All of this is well and good, and enjoyable enough, though its strongest sequence for the first two-thirds is an attempt to give Tutar directly to Vice President Mike Pence in the middle of a Republican convention. I’m not gonna spoil how that goes, but that’s a standout sequence. The movie really kicks into high gear when it reveals that its last half an hour was the part filmed during the pandemic. The focus of the film completely switches (Cohen and Bakalova expose themselves to so many people that I don’t know how they survived), and if you’ve been keeping track of the news, it involves former New York mayor Rudy Giuliani. As stated, it’s probably the most transgressive and horrifying moments in American cinema in quite some time, so much so that Cohen prematurely sabotages the entire sequence. The incident itself made national news in a much vaguer light when it first happened over the summer (Giuliani coughing and hacking constantly before things get really ugly is bad enough), but one really has to wonder how in the hell they expected Cohen not to show the unedited footage. Either way, I have no earthly idea how Bakalova got through all of that, effectively playing a parody of Tomi Lahren.

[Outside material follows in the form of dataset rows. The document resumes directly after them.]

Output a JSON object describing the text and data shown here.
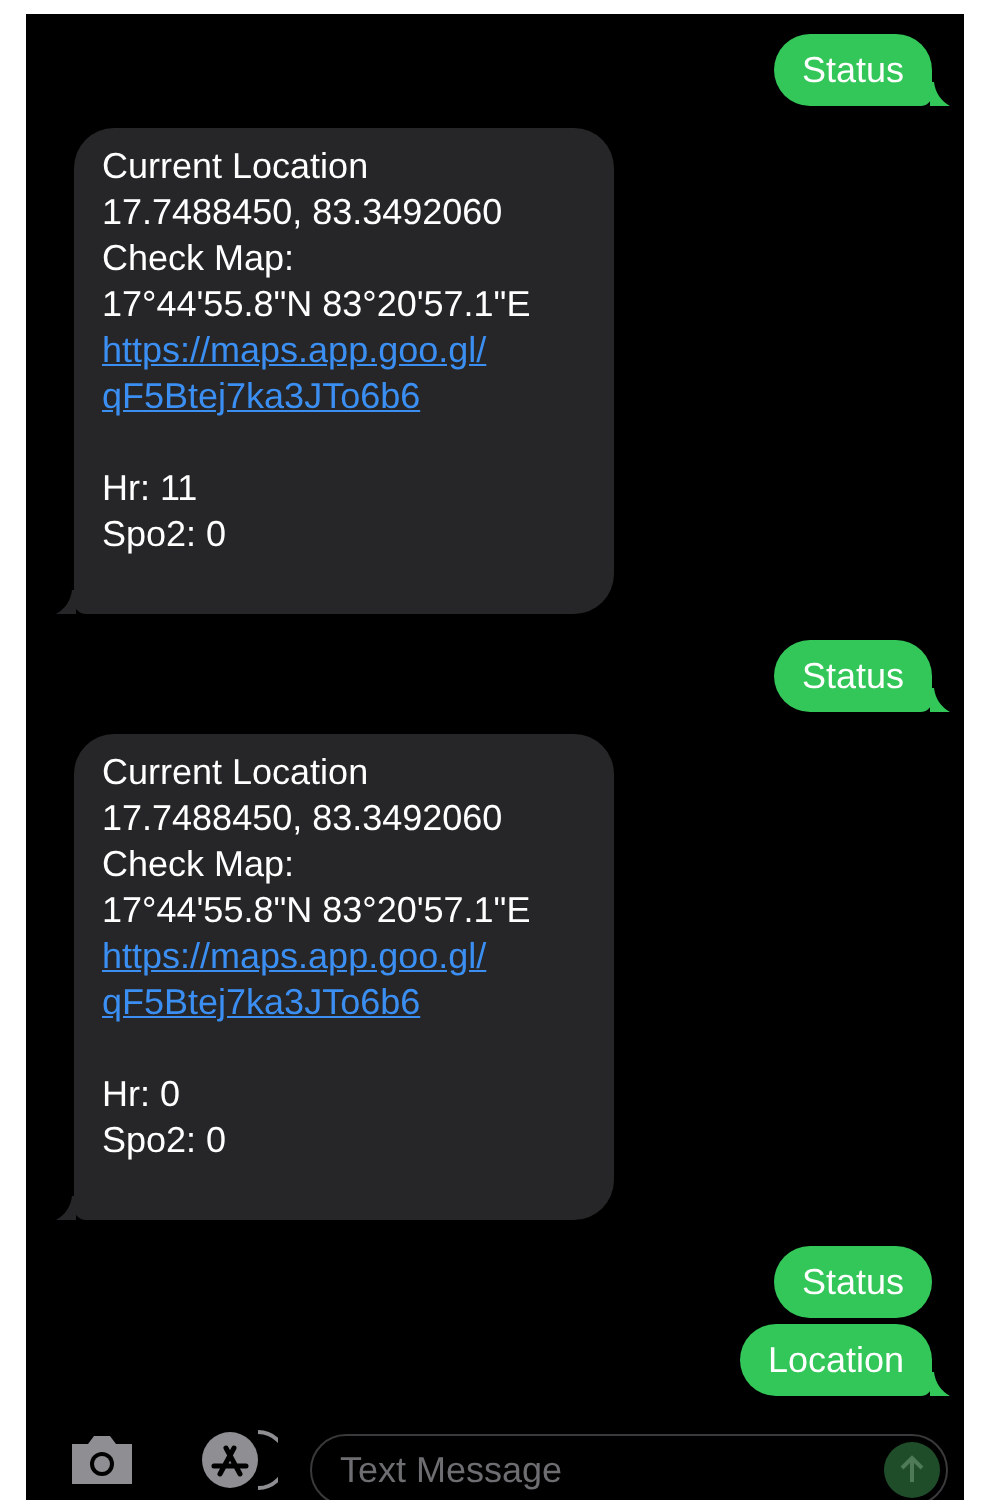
{
  "messages": [
    {
      "kind": "sent",
      "text": "Status"
    },
    {
      "kind": "received",
      "paragraphs": [
        [
          {
            "kind": "text",
            "text": "Current Location"
          },
          {
            "kind": "text",
            "text": "17.7488450, 83.3492060"
          },
          {
            "kind": "text",
            "text": "Check Map:"
          },
          {
            "kind": "text",
            "text": "17°44'55.8\"N 83°20'57.1\"E"
          },
          {
            "kind": "link",
            "text": "https://maps.app.goo.gl/"
          },
          {
            "kind": "link",
            "text": "qF5Btej7ka3JTo6b6"
          }
        ],
        [
          {
            "kind": "text",
            "text": "Hr: 11"
          },
          {
            "kind": "text",
            "text": "Spo2: 0"
          }
        ]
      ]
    },
    {
      "kind": "sent",
      "text": "Status"
    },
    {
      "kind": "received",
      "paragraphs": [
        [
          {
            "kind": "text",
            "text": "Current Location"
          },
          {
            "kind": "text",
            "text": "17.7488450, 83.3492060"
          },
          {
            "kind": "text",
            "text": "Check Map:"
          },
          {
            "kind": "text",
            "text": "17°44'55.8\"N 83°20'57.1\"E"
          },
          {
            "kind": "link",
            "text": "https://maps.app.goo.gl/"
          },
          {
            "kind": "link",
            "text": "qF5Btej7ka3JTo6b6"
          }
        ],
        [
          {
            "kind": "text",
            "text": "Hr: 0"
          },
          {
            "kind": "text",
            "text": "Spo2: 0"
          }
        ]
      ]
    },
    {
      "kind": "sent",
      "text": "Status",
      "tail": false
    },
    {
      "kind": "sent",
      "text": "Location",
      "tail": true
    }
  ],
  "composer": {
    "placeholder": "Text Message"
  }
}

In a just and fair universe, Giuliani would get some severe punishment in response to…what he does, but this is America, and he will probably be fine.
The last half hour was clearly completely retooled and in its desperation to finish filming, turns into probably the funniest thing Cohen has ever done as a performer. Not for that scene (which was genuinely terrifying in a way few things have scared me recently), really all of it is everyone throwing shit at the wall and seeing what sicks. It thusly makes Subsequent Moviefilm the first true COVID-era movie, the first motion picture to address how the pandemic has really made us all feel like we’re going insane, and how it’s those obsessively sticking to a warped version of normalcy who are the true lunatics. The way it ultimately ends feels like the best possible twist on the Borat formula, as it takes some gags from the original film and twists around the meaning for something rather more hopeful and optimistic than I was ever expecting from this kind of movie.
So yeah, I can’t believe I’m watching myself type out that the Borat sequel is better than the original, but it’s undeniable. I was only entertained by the original in fits and spurts, but this finds a way to make cringe comedy wholesome and never punches down. One can only hope for the worst to happen to Rudy Giuliani in response. Christ, looking at that man makes me want to puke.
As for Maria Bakalova, she might be the single bravest performer out there right now. Sacha Baron Cohen clearly agrees, as the last moments they share on camera is him breaking character for the very first time in his career.